Analyses – 06 Crater Lake Water

Chemical Analyses of Waters from Crater Lake, Oregon, and Nearby Springs

by J. Michael Thompson, L. Douglas White and Manuel Nathenson

 Crater Lake Water


Crater Lake can be characterized as being a low total-dissolved-solids, sodium-calcium-magnesium bicarbonate-chloride-sulfate water containing less than 1.0 mg/L boron and less than 0.1 mg/L lithium. Using the 1981 east basin samples (table lb) as an example, the concentrations of SiO2, Mg, Na, K, Li, HCO3, Cl, and F and conductivity are almost identical between surface and bottom waters, and the concentrations of Ca, S04 and B are approximately the same. The concentrations of any of these constituents usually do not vary by more than the error of the determination, which generally does not exceed 10 percent.

Using the 1981 east basin surface and bottom samples again, the deuterium values are essentially identical whereas the oxygen-18 values are nearly the same. The reported isotopic values do not vary by more than 2 standard deviations on replicate samples. These data clearly indicate that Crater Lake is well mixed (figures 5 – 9). This essentially constant composition of lake water as a function of depth is also observed in the 1983 and 1984 point samples. Yearly variation, most likely analytical error, between samples is shown in figure 9. As is observed from figure 3, Crater Lake water is not on the meteoric water line, but rather plots along an evaporation line having a slope of 5, which is typical of such waters (Craig, 1961). Diamond Lake also plots along this line.

Silica analyses of Crater Lake bottom and surface water samples in 1981, point samples collected from the east basin and the southwest basin at 50 m intervals to 300 m depth in 1983, and point samples collected from the southwest basin at about 100 m intervals to the bottom in 1984 all indicate Crater Lake is well mixed with respect to silica (figure 5 – 8). Published SiO2 values of Salinas and others (1984) for 1983 samples contained lower SiO2 concentrations compared to those reported in Larson (1984, Table 5) for his 1983 samples and found for our 1984 samples. For that reason the 1983 lake water samples were reanalyzed for SiO2 . The corrected values are reported in table lb; however, they may be questionable since the redeterminations were made in 1987. The source of this error in the original values is currently unknown and tentatively is considered to be analyst error. However, the chlorophyl and dissolved oxygen values reported by Salinas and others (1984) are correct. The corrected SiO2 values are similar to those reported by Larson (1984) and the 1984 samples of the lake water (table lb).
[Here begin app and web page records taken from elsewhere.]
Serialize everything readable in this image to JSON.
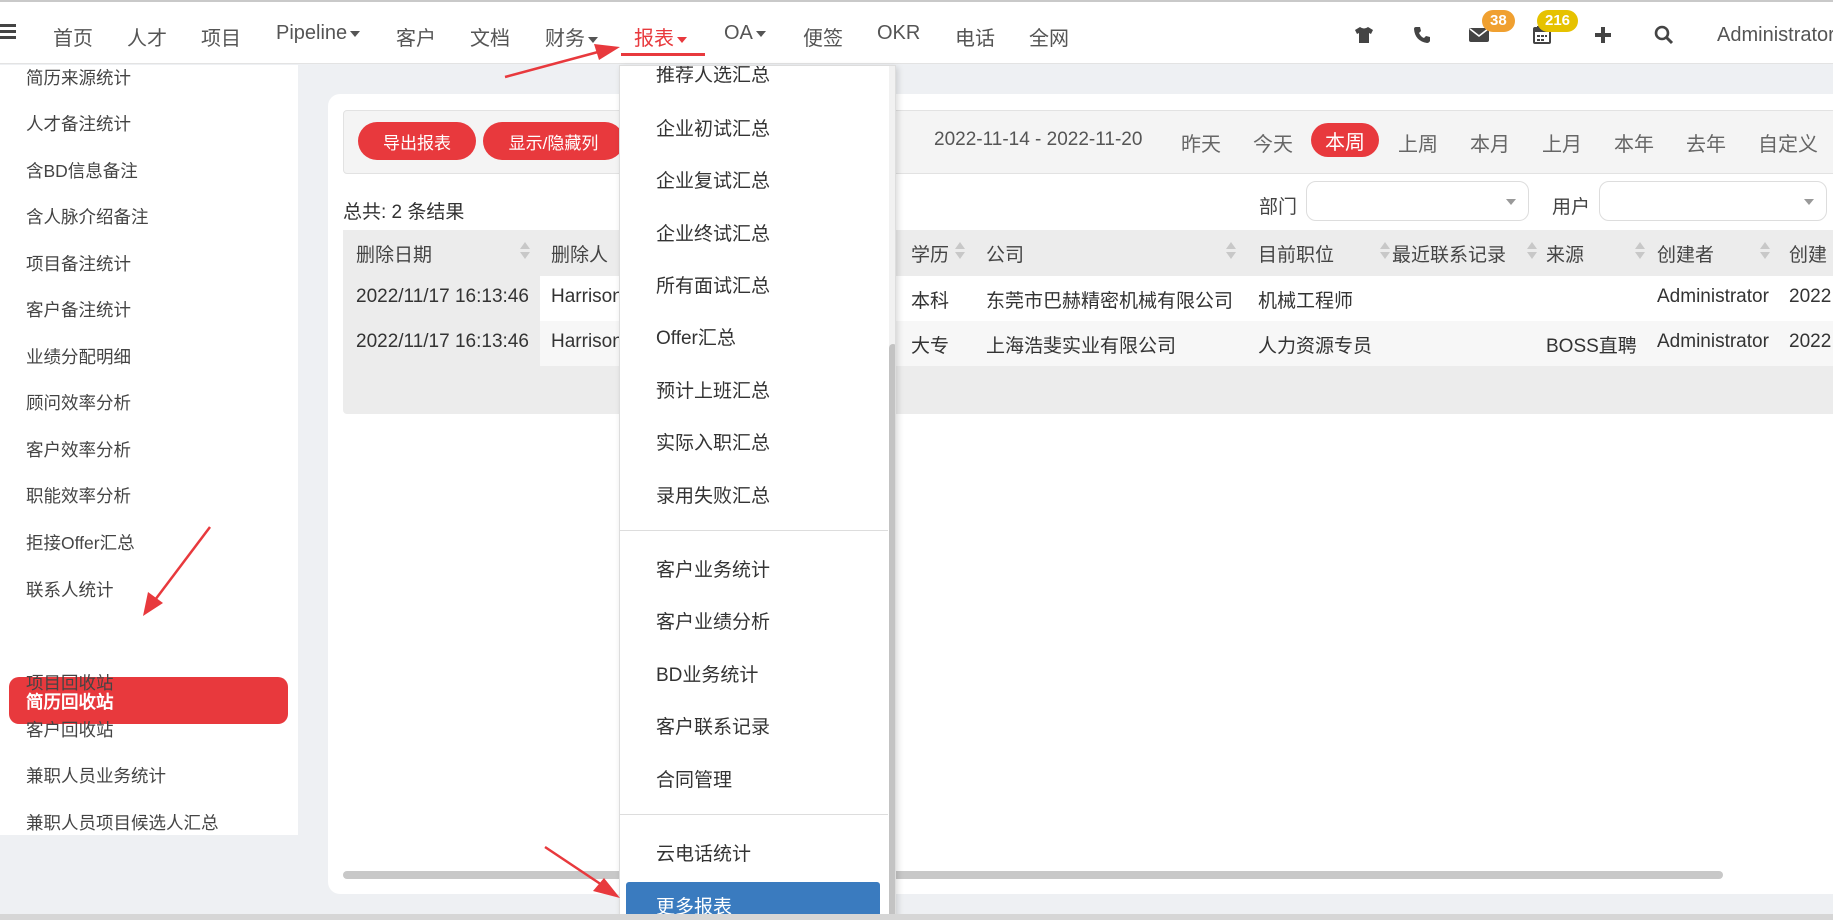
{
  "nav": {
    "items": [
      {
        "label": "首页",
        "caret": false
      },
      {
        "label": "人才",
        "caret": false
      },
      {
        "label": "项目",
        "caret": false
      },
      {
        "label": "Pipeline",
        "caret": true
      },
      {
        "label": "客户",
        "caret": false
      },
      {
        "label": "文档",
        "caret": false
      },
      {
        "label": "财务",
        "caret": true
      },
      {
        "label": "报表",
        "caret": true,
        "active": true
      },
      {
        "label": "OA",
        "caret": true
      },
      {
        "label": "便签",
        "caret": false
      },
      {
        "label": "OKR",
        "caret": false
      },
      {
        "label": "电话",
        "caret": false
      },
      {
        "label": "全网",
        "caret": false
      }
    ],
    "mail_badge": "38",
    "calendar_badge": "216",
    "user": "Administrator",
    "icons": [
      "shirt-icon",
      "phone-icon",
      "mail-icon",
      "calendar-icon",
      "plus-icon",
      "search-icon"
    ]
  },
  "sidebar": {
    "items": [
      "简历来源统计",
      "人才备注统计",
      "含BD信息备注",
      "含人脉介绍备注",
      "项目备注统计",
      "客户备注统计",
      "业绩分配明细",
      "顾问效率分析",
      "客户效率分析",
      "职能效率分析",
      "拒接Offer汇总",
      "联系人统计",
      "简历回收站",
      "项目回收站",
      "客户回收站",
      "兼职人员业务统计",
      "兼职人员项目候选人汇总"
    ],
    "active": "简历回收站"
  },
  "toolbar": {
    "export_label": "导出报表",
    "toggle_columns_label": "显示/隐藏列",
    "date_range": "2022-11-14 - 2022-11-20",
    "periods": [
      "昨天",
      "今天",
      "本周",
      "上周",
      "本月",
      "上月",
      "本年",
      "去年",
      "自定义"
    ],
    "active_period": "本周"
  },
  "filters": {
    "department_label": "部门",
    "user_label": "用户"
  },
  "summary": {
    "total": "总共: 2 条结果"
  },
  "table": {
    "headers": [
      "删除日期",
      "删除人",
      "学历",
      "公司",
      "目前职位",
      "最近联系记录",
      "来源",
      "创建者",
      "创建"
    ],
    "rows": [
      {
        "date": "2022/11/17 16:13:46",
        "deleter": "Harrison",
        "edu": "本科",
        "company": "东莞市巴赫精密机械有限公司",
        "position": "机械工程师",
        "last_contact": "",
        "source": "",
        "creator": "Administrator",
        "created": "2022"
      },
      {
        "date": "2022/11/17 16:13:46",
        "deleter": "Harrison",
        "edu": "大专",
        "company": "上海浩斐实业有限公司",
        "position": "人力资源专员",
        "last_contact": "",
        "source": "BOSS直聘",
        "creator": "Administrator",
        "created": "2022"
      }
    ]
  },
  "dropdown": {
    "group1": [
      "推荐人选汇总",
      "企业初试汇总",
      "企业复试汇总",
      "企业终试汇总",
      "所有面试汇总",
      "Offer汇总",
      "预计上班汇总",
      "实际入职汇总",
      "录用失败汇总"
    ],
    "group2": [
      "客户业务统计",
      "客户业绩分析",
      "BD业务统计",
      "客户联系记录",
      "合同管理"
    ],
    "group3": [
      "云电话统计"
    ],
    "more_label": "更多报表"
  },
  "colors": {
    "accent": "#e8393d",
    "badge_orange": "#f0a030",
    "badge_yellow": "#e6c200",
    "more_blue": "#3a7bbf"
  }
}
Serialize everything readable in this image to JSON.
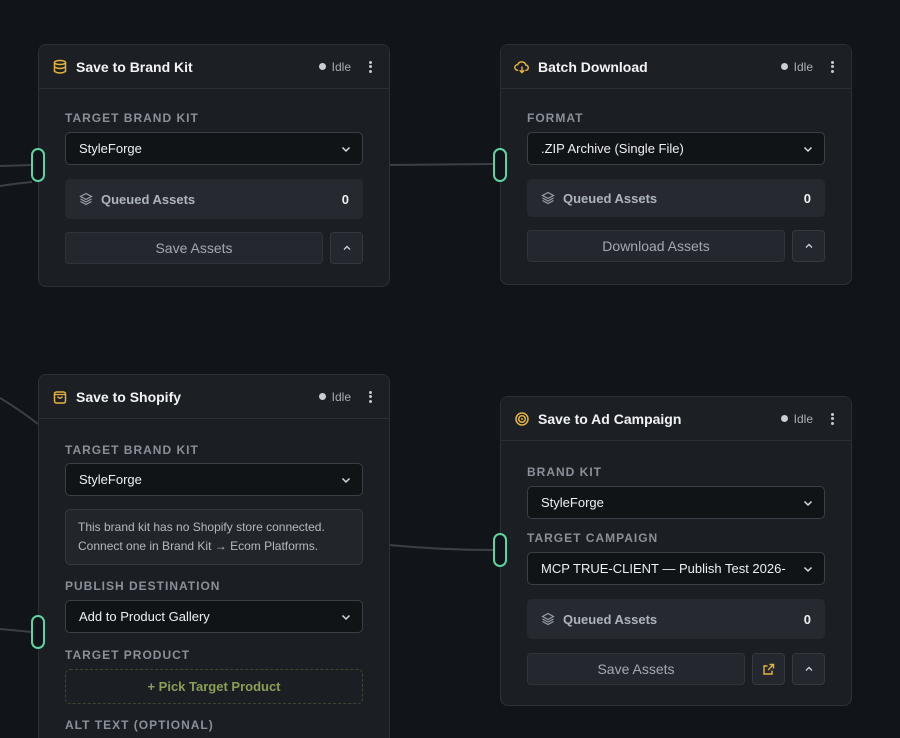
{
  "brand_kit_node": {
    "title": "Save to Brand Kit",
    "icon": "database-icon",
    "status": "Idle",
    "field_label": "Target Brand Kit",
    "select_value": "StyleForge",
    "queued_label": "Queued Assets",
    "queued_count": "0",
    "action_label": "Save Assets"
  },
  "batch_node": {
    "title": "Batch Download",
    "icon": "cloud-download-icon",
    "status": "Idle",
    "field_label": "Format",
    "select_value": ".ZIP Archive (Single File)",
    "queued_label": "Queued Assets",
    "queued_count": "0",
    "action_label": "Download Assets"
  },
  "shopify_node": {
    "title": "Save to Shopify",
    "icon": "shopping-bag-icon",
    "status": "Idle",
    "field_label": "Target Brand Kit",
    "select_value": "StyleForge",
    "notice_line1": "This brand kit has no Shopify store connected.",
    "notice_line2": "Connect one in Brand Kit → Ecom Platforms.",
    "publish_label": "Publish Destination",
    "publish_value": "Add to Product Gallery",
    "product_label": "Target Product",
    "pick_product": "+ Pick Target Product",
    "alt_label": "Alt Text (Optional)"
  },
  "campaign_node": {
    "title": "Save to Ad Campaign",
    "icon": "target-icon",
    "status": "Idle",
    "brand_label": "Brand Kit",
    "brand_value": "StyleForge",
    "campaign_label": "Target Campaign",
    "campaign_value": "MCP TRUE-CLIENT — Publish Test 2026-",
    "queued_label": "Queued Assets",
    "queued_count": "0",
    "action_label": "Save Assets"
  },
  "colors": {
    "background": "#111418",
    "node": "#1b1f24",
    "port": "#5fd4a0",
    "icon_accent": "#e5b43c"
  }
}
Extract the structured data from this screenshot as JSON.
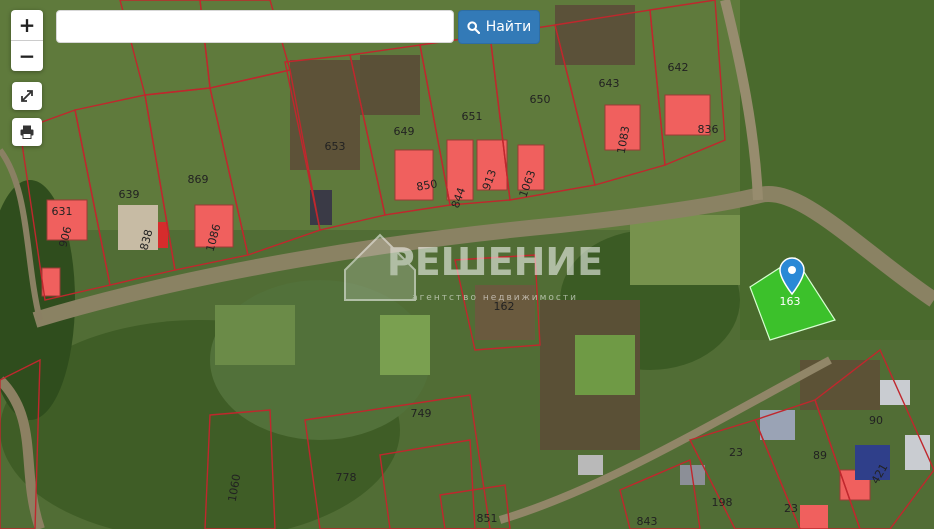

The degree of mixing of Crater Lake, as shown by major-ion chemistry and light stable isotopes, may be clarified using the tritium data of Simpson (1970) (figure 10). Except for the near-surface samples, the tritium content of the deeper lake water is constant at 24 TU from 50 m to total depth. In the seven months previous to the date of sampling the lake, the tritium concentration of precipitation averaged 171 TU. It seems likely that this recent precipitation is the source of the peak concentration of 31 TU (figure 10). Assuming that precipitation with 171 TU was added to the lake already at a tritium concentration of 24 TU to produce the peak concentration of 31 TU, the recent-precipitation would be diluted by 20 parts of low tritium-containing Crater Lake water. This much dilution cannot be detected by the other chemical or stable isotopic data that we have, because the techniques are not sensitive enough to show it. For example, precipitation with a chloride concentration of 0.2 mg/L added to 20 parts Crater Lake water with 10 mg/L chloride would have a resulting concentration of 9.5 mg/L. This small difference is well within the analytical uncertainty of chloride determinations.

Comparing Crater Lake water to other cold-spring waters and to Diamond Lake water, a lake about 20 km (12 miles) north of Crater Lake and 300 m (1000 ft) lower in elevation, Crater Lake has higher Cl, S04, HCO3, Ca, Mg, Na, Li, and B concentrations (table la and lb). Crater Lake, at such a high elevation, should contain either less chloride than a typical lower elevation lake and nearby cold springs or a similar chloride, but not more. Both lakes are significantly lower in dissolved SiO2 than surrounding cold-spring waters. For Diamond Lake, which is quite a productive lake, this is probably a result of diatom metabolism. For Crater Lake, diatoms also consume silica, but its silica concentration is actually anomalously high. The inflow of spring and ground water measured by Phillips (1968) is 15 percent of the total inflow to Crater Lake. Precipitation carries negligible silica whereas the cold springs above Crater Lake carry about 35 mg/L. Using the assumptions in Phillips (1968), the inflow from the cold springs would yield a silica concentration of only 7.5 mg/L in Crater Lake whereas the measured concentration is 18 mg/L. This extra silica must be provided by the same inflow that supplies the added chloride and sodium calculated by Nathenson (1987, written communication).